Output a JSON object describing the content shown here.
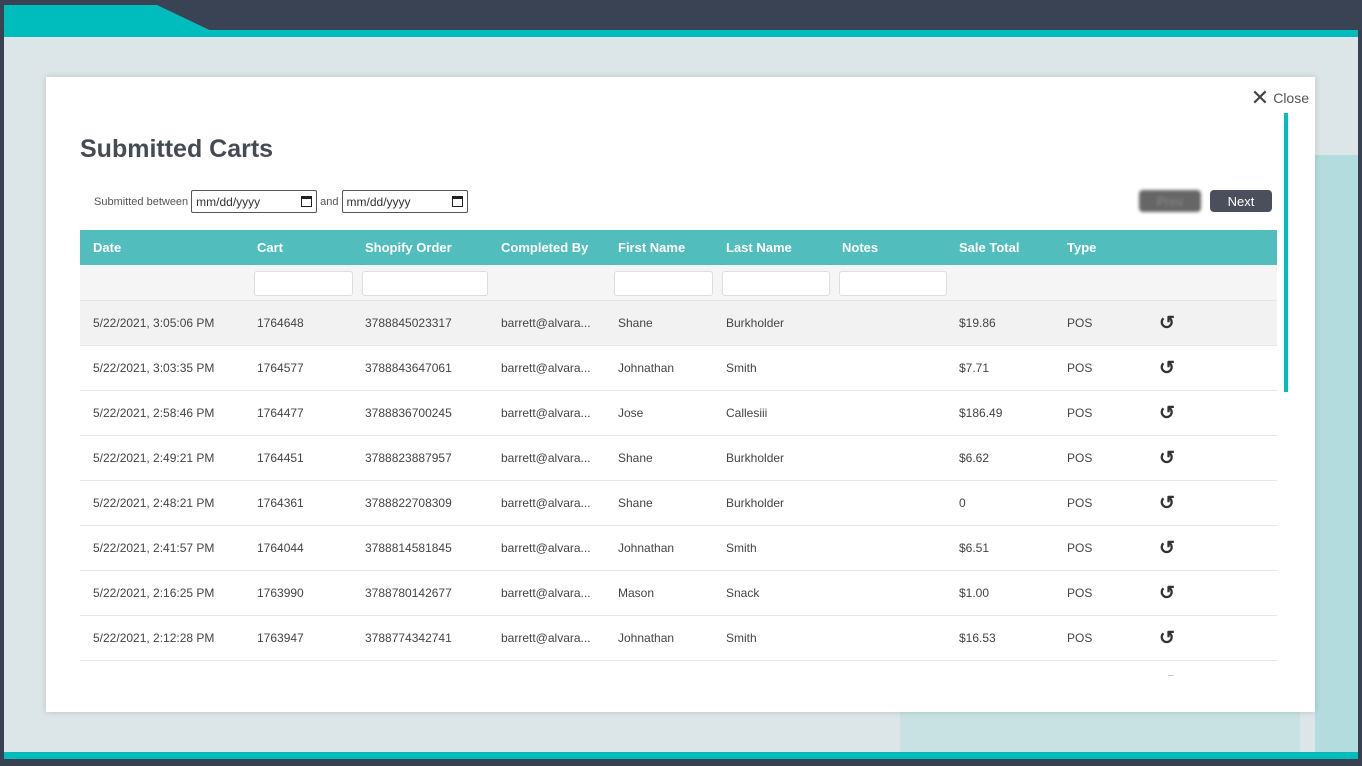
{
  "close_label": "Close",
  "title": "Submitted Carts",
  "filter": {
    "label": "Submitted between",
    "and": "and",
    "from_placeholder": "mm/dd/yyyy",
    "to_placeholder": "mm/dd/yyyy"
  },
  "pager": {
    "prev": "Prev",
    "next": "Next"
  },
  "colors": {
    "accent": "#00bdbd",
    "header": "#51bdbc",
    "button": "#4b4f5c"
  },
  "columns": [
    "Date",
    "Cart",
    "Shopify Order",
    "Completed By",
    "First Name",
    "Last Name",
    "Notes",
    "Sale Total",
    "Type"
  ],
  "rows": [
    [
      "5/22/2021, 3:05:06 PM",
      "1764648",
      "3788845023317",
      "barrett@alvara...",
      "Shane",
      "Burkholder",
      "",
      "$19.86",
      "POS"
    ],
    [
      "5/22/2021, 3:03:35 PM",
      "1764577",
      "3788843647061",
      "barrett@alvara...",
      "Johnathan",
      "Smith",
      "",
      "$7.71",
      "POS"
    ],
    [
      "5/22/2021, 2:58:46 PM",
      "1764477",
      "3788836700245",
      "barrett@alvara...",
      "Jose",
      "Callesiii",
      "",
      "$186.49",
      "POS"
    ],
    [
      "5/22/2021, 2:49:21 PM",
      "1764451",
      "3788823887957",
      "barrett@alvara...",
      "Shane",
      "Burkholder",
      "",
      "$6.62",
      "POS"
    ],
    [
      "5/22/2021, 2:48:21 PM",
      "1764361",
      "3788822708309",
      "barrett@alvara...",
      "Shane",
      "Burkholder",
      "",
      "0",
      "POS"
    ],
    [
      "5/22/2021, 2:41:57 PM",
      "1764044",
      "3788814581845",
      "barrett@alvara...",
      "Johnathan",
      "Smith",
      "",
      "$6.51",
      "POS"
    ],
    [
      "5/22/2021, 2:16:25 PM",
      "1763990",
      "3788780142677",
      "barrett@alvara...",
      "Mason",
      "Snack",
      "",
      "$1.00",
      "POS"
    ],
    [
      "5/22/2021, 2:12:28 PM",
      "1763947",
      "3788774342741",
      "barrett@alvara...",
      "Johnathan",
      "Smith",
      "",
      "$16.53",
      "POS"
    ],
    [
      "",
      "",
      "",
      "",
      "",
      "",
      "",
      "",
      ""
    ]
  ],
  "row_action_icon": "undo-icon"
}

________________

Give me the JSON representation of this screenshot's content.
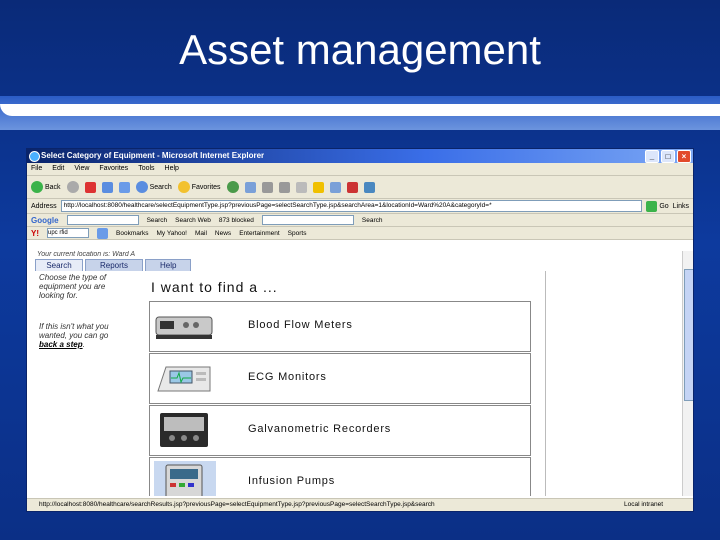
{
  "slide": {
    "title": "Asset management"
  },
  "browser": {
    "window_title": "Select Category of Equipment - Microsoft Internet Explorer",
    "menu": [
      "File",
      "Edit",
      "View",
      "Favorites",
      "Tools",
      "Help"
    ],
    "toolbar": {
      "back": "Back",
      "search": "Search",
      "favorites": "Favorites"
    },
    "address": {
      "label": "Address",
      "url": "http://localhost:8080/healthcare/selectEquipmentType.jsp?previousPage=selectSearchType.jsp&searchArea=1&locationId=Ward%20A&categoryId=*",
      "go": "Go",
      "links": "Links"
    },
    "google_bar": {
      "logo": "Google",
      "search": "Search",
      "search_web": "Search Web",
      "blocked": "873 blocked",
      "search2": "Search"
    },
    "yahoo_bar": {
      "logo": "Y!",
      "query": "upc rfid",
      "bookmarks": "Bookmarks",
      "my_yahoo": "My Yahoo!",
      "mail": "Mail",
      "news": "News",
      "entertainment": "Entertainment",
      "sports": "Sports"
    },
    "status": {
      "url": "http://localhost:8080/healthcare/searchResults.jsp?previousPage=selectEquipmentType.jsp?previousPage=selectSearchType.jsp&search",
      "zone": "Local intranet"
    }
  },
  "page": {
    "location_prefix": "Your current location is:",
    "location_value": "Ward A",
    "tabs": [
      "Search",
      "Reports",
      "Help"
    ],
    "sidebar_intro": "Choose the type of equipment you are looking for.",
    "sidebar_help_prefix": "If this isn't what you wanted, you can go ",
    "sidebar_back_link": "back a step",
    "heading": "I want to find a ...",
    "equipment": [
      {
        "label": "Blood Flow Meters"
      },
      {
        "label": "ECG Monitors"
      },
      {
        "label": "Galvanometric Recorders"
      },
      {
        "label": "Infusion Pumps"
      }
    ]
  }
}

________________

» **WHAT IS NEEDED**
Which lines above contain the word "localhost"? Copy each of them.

» **REPLY TO THE EXERCISE**
      "url": "http://localhost:8080/healthcare/selectEquipmentType.jsp?previousPage=selectSearchType.jsp&searchArea=1&locationId=Ward%20A&categoryId=*",
      "url": "http://localhost:8080/healthcare/searchResults.jsp?previousPage=selectEquipmentType.jsp?previousPage=selectSearchType.jsp&search",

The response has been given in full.